== Your instructions ==
Without leaving anything out, print every line of the data.

(Beginning of Data for analysis)

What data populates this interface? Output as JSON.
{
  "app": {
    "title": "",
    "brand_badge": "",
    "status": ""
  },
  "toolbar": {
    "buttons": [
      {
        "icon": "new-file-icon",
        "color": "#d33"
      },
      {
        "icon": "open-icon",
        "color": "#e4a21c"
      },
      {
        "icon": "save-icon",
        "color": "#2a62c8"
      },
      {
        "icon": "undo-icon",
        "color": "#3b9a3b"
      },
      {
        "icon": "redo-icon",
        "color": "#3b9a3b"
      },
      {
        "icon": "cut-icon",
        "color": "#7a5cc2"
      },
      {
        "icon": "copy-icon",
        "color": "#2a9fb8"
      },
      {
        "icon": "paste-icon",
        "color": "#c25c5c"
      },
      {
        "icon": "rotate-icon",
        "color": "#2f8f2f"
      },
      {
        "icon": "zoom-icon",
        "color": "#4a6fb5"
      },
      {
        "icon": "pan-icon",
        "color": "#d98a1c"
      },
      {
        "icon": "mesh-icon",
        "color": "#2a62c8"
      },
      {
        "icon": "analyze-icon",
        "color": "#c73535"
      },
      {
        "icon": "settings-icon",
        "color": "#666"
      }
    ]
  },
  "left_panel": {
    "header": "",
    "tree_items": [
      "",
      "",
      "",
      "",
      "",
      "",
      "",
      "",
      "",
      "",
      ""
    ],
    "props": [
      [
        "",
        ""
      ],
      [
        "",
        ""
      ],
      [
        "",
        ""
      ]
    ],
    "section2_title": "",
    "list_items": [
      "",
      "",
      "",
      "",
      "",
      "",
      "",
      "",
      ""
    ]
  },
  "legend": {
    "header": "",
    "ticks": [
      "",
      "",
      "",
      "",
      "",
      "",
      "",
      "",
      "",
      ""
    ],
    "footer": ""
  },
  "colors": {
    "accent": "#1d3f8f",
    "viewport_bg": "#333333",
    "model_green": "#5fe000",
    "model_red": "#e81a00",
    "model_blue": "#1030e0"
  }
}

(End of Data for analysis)

== Result of the task ==
What data populates this interface? Output as JSON.
{
  "app": {
    "title": "",
    "brand_badge": "",
    "status": ""
  },
  "toolbar": {
    "buttons": [
      {
        "icon": "new-file-icon",
        "color": "#d33"
      },
      {
        "icon": "open-icon",
        "color": "#e4a21c"
      },
      {
        "icon": "save-icon",
        "color": "#2a62c8"
      },
      {
        "icon": "undo-icon",
        "color": "#3b9a3b"
      },
      {
        "icon": "redo-icon",
        "color": "#3b9a3b"
      },
      {
        "icon": "cut-icon",
        "color": "#7a5cc2"
      },
      {
        "icon": "copy-icon",
        "color": "#2a9fb8"
      },
      {
        "icon": "paste-icon",
        "color": "#c25c5c"
      },
      {
        "icon": "rotate-icon",
        "color": "#2f8f2f"
      },
      {
        "icon": "zoom-icon",
        "color": "#4a6fb5"
      },
      {
        "icon": "pan-icon",
        "color": "#d98a1c"
      },
      {
        "icon": "mesh-icon",
        "color": "#2a62c8"
      },
      {
        "icon": "analyze-icon",
        "color": "#c73535"
      },
      {
        "icon": "settings-icon",
        "color": "#666"
      }
    ]
  },
  "left_panel": {
    "header": "",
    "tree_items": [
      "",
      "",
      "",
      "",
      "",
      "",
      "",
      "",
      "",
      "",
      ""
    ],
    "props": [
      [
        "",
        ""
      ],
      [
        "",
        ""
      ],
      [
        "",
        ""
      ]
    ],
    "section2_title": "",
    "list_items": [
      "",
      "",
      "",
      "",
      "",
      "",
      "",
      "",
      ""
    ]
  },
  "legend": {
    "header": "",
    "ticks": [
      "",
      "",
      "",
      "",
      "",
      "",
      "",
      "",
      "",
      ""
    ],
    "footer": ""
  },
  "colors": {
    "accent": "#1d3f8f",
    "viewport_bg": "#333333",
    "model_green": "#5fe000",
    "model_red": "#e81a00",
    "model_blue": "#1030e0"
  }
}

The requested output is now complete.